Juvenile Justice Systems Need to Transform to Have Lasting Impact on Youth Outcomes

By: Shay Bilchik and Josh Weber | Juvenile Justice Information Exchange
 
For juvenile court judges, correctional facility administrators and community supervision agency leaders throughout the country, the progress juvenile justice systems have made in recent years is clear. Nationwide, juvenile arrest rates are at historic lows, and incarceration rates have plummeted by more than half. Despite these tremendous strides, data and experience indicates that juvenile justice systems are still not operating as effectively as possible.

 

Maggy Hurchalla Headshot

Taking Care of Our Children Is One Thing We Can Agree On

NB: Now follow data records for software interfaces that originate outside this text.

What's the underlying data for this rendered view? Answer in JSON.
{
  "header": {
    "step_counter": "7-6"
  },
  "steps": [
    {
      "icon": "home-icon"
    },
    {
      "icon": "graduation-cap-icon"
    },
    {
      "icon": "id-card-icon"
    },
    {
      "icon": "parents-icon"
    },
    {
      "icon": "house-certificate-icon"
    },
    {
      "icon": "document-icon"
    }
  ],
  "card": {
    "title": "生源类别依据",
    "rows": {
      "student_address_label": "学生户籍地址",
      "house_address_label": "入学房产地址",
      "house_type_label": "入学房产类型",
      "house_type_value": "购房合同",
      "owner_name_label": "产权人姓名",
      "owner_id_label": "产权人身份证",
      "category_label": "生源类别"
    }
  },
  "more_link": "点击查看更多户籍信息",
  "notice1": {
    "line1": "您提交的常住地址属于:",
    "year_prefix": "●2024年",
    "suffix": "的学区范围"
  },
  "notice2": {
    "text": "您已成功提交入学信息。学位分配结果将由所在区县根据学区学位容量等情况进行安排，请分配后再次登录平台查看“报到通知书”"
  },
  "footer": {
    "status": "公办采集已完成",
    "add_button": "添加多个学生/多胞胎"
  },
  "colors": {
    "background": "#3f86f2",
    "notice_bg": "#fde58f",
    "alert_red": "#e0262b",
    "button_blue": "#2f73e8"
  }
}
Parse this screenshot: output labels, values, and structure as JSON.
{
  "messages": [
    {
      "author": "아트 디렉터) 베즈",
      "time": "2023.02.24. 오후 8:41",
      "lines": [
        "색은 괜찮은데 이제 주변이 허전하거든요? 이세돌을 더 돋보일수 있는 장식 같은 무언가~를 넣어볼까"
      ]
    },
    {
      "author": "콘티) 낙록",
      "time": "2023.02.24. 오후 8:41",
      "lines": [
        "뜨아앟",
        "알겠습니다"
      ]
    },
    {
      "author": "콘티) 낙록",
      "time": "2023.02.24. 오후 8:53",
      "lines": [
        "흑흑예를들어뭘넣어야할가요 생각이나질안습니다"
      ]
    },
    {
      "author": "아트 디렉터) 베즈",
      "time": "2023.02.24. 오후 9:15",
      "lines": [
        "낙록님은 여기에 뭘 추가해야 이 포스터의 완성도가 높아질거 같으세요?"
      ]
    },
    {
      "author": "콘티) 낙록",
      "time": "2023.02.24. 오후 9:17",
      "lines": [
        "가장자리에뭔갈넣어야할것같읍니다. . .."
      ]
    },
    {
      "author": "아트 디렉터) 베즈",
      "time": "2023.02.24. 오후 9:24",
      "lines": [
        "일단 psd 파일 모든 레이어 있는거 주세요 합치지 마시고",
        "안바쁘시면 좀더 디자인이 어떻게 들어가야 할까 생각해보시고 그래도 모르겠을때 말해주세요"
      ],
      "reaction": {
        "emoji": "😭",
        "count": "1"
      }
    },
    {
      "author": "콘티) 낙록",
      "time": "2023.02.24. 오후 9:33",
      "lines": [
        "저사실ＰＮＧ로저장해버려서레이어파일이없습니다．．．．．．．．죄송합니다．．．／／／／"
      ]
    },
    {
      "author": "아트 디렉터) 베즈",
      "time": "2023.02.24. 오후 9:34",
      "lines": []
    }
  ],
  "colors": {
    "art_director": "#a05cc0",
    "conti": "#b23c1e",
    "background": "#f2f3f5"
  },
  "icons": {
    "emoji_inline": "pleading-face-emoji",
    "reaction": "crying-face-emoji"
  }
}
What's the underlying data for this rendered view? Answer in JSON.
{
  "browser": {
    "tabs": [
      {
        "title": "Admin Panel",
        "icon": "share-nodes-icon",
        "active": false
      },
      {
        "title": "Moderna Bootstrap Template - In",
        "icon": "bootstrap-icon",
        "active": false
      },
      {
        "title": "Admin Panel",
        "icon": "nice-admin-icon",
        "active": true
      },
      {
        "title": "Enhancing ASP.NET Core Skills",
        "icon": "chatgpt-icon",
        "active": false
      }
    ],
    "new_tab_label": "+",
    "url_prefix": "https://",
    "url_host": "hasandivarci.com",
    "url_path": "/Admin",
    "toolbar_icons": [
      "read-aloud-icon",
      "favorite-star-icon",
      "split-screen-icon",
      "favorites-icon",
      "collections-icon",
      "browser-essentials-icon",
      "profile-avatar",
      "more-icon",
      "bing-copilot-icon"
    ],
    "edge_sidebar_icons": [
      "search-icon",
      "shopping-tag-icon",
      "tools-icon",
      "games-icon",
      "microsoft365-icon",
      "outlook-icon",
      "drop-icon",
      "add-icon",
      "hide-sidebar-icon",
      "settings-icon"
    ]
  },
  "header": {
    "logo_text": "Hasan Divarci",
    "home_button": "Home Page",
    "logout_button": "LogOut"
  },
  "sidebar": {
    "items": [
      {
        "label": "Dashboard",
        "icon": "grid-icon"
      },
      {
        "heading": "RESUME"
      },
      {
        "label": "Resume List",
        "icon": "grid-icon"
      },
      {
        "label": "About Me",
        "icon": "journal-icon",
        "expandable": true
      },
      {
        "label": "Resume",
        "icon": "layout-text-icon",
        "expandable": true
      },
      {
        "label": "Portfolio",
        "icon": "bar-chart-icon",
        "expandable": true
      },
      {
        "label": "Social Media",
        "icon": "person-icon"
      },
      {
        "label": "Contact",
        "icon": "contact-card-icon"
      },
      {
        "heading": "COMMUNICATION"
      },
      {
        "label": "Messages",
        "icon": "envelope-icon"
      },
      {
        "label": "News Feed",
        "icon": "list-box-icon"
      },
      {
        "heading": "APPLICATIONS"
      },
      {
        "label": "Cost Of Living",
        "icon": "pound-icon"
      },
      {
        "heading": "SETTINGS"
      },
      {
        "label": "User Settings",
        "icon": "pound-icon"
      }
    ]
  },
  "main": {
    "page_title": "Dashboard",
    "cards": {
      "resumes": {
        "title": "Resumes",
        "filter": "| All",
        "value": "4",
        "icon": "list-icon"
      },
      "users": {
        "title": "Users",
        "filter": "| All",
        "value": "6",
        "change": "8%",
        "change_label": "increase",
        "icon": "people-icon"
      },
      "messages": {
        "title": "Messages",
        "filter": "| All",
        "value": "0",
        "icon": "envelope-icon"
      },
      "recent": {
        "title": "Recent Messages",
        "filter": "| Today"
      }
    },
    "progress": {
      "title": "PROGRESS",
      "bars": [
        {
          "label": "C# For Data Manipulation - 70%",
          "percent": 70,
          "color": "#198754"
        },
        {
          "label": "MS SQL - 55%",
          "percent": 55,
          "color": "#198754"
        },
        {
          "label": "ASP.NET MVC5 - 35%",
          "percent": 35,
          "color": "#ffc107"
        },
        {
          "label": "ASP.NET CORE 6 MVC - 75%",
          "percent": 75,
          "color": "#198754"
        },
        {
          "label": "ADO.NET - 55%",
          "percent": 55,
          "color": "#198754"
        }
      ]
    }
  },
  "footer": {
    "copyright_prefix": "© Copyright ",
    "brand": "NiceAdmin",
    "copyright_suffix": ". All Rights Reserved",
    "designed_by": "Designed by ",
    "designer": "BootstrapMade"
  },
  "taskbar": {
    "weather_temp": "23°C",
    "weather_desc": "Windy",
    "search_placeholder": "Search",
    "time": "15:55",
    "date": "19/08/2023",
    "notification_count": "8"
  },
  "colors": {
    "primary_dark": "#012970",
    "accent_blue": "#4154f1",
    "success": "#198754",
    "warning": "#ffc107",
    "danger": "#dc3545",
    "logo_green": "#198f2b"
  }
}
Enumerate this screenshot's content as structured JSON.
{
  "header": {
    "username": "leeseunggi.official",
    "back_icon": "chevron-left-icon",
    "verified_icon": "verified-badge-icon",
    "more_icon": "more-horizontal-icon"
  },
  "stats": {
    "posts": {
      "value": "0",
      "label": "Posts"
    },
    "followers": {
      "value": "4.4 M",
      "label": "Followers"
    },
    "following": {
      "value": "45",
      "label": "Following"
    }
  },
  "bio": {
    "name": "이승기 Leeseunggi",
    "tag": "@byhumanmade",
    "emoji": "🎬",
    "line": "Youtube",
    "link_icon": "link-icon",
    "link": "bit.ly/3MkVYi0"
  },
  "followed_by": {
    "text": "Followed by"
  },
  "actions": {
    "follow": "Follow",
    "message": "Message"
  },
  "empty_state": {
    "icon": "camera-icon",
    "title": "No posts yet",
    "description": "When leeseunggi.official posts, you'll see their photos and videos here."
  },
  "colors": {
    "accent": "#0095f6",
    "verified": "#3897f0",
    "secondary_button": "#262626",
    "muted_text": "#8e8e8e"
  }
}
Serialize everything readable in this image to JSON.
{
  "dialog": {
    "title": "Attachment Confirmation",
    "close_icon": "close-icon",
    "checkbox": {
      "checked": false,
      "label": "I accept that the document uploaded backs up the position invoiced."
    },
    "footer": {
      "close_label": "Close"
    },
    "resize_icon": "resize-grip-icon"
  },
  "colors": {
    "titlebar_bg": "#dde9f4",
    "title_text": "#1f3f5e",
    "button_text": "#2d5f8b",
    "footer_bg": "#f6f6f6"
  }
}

By: Maggy Hurchalla | TC Palm
 
I was in Washington D.C. last week walking paths along the Potomac River where I walked and paddled with my sister almost 20 years ago. I communed with family ghosts and admired the awesome power of Great Falls in flood.
 
My big sister, Janet Reno, and I learned to whitewater kayak on the littler falls downstream. My trip to D.C. was about justice, rather than kayaking.


JJIE Stock Image

To Cut Recidivism, Focus on Public Safety, Not Technical Violations, Report Says

By: Matt Smith | Juvenile Justice Information Exchange
 
Want to keep youth out of the juvenile justice system? Maybe the best way is not to lock them up in the first place. A new report that examines innovative efforts to reduce recidivism across the country recommends that authorities focus more effort on youth whose behaviors pose a threat to public safety — and to stop pouring those who don’t into the justice system.